It can be inferred that four modes of space, not necessarily all distinct from each other, emerge from Chrétien’s spatial phenomenological account. A fluid open and opening concentric circular space of dilation, a contracting, compressed, desiccated space, and an empty space of monistic fusion, as mere limitless totality through obliteration and explosion of all boundaries. The other space is that of diametric spatial opposition, whether between good and evil, openness and closure, as oppositional directions in mutual tension. This is a diametric space not only as structure and position, but as direction. Chrétien does not directly address the interplay between these spaces of experience.
Though the argument for a spatial system of experience as dilation and contraction is as part of a claim for a primordial space prior to metaphor, it is this key argument that merits much more expansion, dare it be said, dilation, in this work. What is the ontological status of dilation as a mode of space, as a spatial system in rhythm with contraction, as a dynamic interactive spatial movement ? This pivotal question is only addressed indirectly by Chrétien, with hints and fragrances, in Spacious Joy.
Bachelard, G. The Poetics of Space. Boston: Beacon Press, 1964/1994.
Descartes, R. Descartes: Philosophical Writings. Trans. E. Anscombe & P.T. Geach. London: Nelson, 1954.
Downes, P. The Primordial Dance: Diametric and Concentric Spaces in the Unconscious World. Oxford/Bern: Peter Lang, 2012.
——— At the Threshold of Ricoeur’s Concerns in La Métaphore Vive: A Spatial Discourse of Diametric and Concentric Structures of Relation Building on Lévi-Strauss. Ricoeur Studies/Etudes Ricoeuriennes, 2016, 7 (2): 146-163.
———Concentric Space as a Life Principle Beyond Schopenhauer, Nietzsche and Ricoeur: Inclusion of the Other. New York/London/New Delhi: Routledge, 2019.
Nietzsche, F. The Birth of Tragedy, trans. D. Smith. Oxford: Oxford University Press, (1872/2000).

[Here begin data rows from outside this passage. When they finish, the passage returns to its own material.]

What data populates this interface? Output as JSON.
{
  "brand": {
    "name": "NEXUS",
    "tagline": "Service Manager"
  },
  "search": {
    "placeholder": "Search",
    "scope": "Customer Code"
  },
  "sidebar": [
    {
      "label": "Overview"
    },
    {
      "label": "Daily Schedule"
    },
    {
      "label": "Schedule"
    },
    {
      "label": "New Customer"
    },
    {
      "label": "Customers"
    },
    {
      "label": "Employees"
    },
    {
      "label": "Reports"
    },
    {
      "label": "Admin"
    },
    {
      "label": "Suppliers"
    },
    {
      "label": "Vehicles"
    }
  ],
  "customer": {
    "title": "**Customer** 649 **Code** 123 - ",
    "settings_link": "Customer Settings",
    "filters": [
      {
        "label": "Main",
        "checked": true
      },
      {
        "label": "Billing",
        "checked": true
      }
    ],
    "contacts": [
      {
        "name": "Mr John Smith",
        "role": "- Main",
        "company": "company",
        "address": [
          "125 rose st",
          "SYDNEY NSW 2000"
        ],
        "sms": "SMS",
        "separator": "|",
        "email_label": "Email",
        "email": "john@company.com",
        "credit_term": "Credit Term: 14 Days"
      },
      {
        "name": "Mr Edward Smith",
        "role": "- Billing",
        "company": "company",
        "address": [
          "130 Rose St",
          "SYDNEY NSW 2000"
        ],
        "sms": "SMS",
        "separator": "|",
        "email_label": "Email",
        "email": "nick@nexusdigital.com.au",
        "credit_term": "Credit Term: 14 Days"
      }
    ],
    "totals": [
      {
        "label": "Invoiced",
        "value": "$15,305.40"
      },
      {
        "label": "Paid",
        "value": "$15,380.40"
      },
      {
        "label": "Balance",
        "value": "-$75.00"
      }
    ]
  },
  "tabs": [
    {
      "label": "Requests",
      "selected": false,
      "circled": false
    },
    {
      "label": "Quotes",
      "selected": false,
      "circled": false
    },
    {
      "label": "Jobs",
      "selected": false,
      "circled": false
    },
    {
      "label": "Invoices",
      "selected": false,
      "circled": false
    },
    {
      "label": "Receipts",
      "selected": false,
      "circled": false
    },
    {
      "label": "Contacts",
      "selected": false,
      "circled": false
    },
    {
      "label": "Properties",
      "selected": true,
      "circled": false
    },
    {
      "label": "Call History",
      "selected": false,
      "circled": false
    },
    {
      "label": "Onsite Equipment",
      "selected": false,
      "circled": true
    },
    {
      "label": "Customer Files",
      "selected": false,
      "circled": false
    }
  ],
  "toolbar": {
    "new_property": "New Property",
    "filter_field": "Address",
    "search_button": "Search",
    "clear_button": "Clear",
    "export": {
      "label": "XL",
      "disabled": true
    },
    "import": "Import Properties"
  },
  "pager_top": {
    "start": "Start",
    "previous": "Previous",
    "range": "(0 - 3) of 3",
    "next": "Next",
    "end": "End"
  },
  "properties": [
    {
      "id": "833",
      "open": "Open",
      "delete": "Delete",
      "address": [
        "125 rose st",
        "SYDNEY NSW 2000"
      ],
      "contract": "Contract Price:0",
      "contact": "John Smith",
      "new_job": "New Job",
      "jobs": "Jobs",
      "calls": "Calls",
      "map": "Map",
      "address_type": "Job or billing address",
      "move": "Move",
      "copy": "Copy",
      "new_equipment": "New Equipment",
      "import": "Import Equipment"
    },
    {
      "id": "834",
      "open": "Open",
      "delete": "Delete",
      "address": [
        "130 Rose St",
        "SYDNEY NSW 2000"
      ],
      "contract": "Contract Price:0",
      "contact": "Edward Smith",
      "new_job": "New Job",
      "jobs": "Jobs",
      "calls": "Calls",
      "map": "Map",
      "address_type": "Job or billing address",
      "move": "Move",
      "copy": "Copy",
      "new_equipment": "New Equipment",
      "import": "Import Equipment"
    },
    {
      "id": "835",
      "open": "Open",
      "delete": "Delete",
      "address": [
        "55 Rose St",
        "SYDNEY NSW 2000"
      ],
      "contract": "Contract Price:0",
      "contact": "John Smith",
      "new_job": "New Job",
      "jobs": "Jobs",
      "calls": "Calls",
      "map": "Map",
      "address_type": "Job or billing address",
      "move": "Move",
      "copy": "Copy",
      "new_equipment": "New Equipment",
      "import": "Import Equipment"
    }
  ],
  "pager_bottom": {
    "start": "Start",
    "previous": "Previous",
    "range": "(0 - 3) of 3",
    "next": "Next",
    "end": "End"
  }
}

Ricœur, P. La Métaphore Vive. The Rule of Metaphor: Multi-disciplinary Studies of the Creation of Meaning in Language, trans. R. Czerny, with K. McLoughlin & J. Costello London: Routledge, 1978.
Schopenhauer, A. On the Basis of Morality. Trans. E. F. J. Payne. Providence: Berghahn Books, (1839/1995).
Taylor, C. A Secular Age. Boston: Harvard University Press, 2007.
 Descartes referred to ‘empty space, which almost everyone is convinced is mere nonentity’ (1954: 200).
 Downes, P. At the Threshold of Ricoeur’s Concerns in La Métaphore Vive: A Spatial Discourse of Diametric and Concentric Structures of Relation Building on Lévi-Strauss. Ricoeur Studies/Etudes Ricoeuriennes, 2016, 7 (2): 146-163.
 For detailed examination of these modes of spatial experience as a spatial phenomenological questioning not only of space but through space, distinguishing concentric and diametric spaces from monistic fusion, see Downes, The Primordial Dance: Diametric and Concentric Spaces in the Unconscious World. Oxford/Bern: Peter Lang, 2012 and Downes, Concentric Space as a Life Principle Beyond Schopenhauer, Nietzsche and Ricoeur: Inclusion of the Other. New York/London/New Delhi: Routledge, 2019.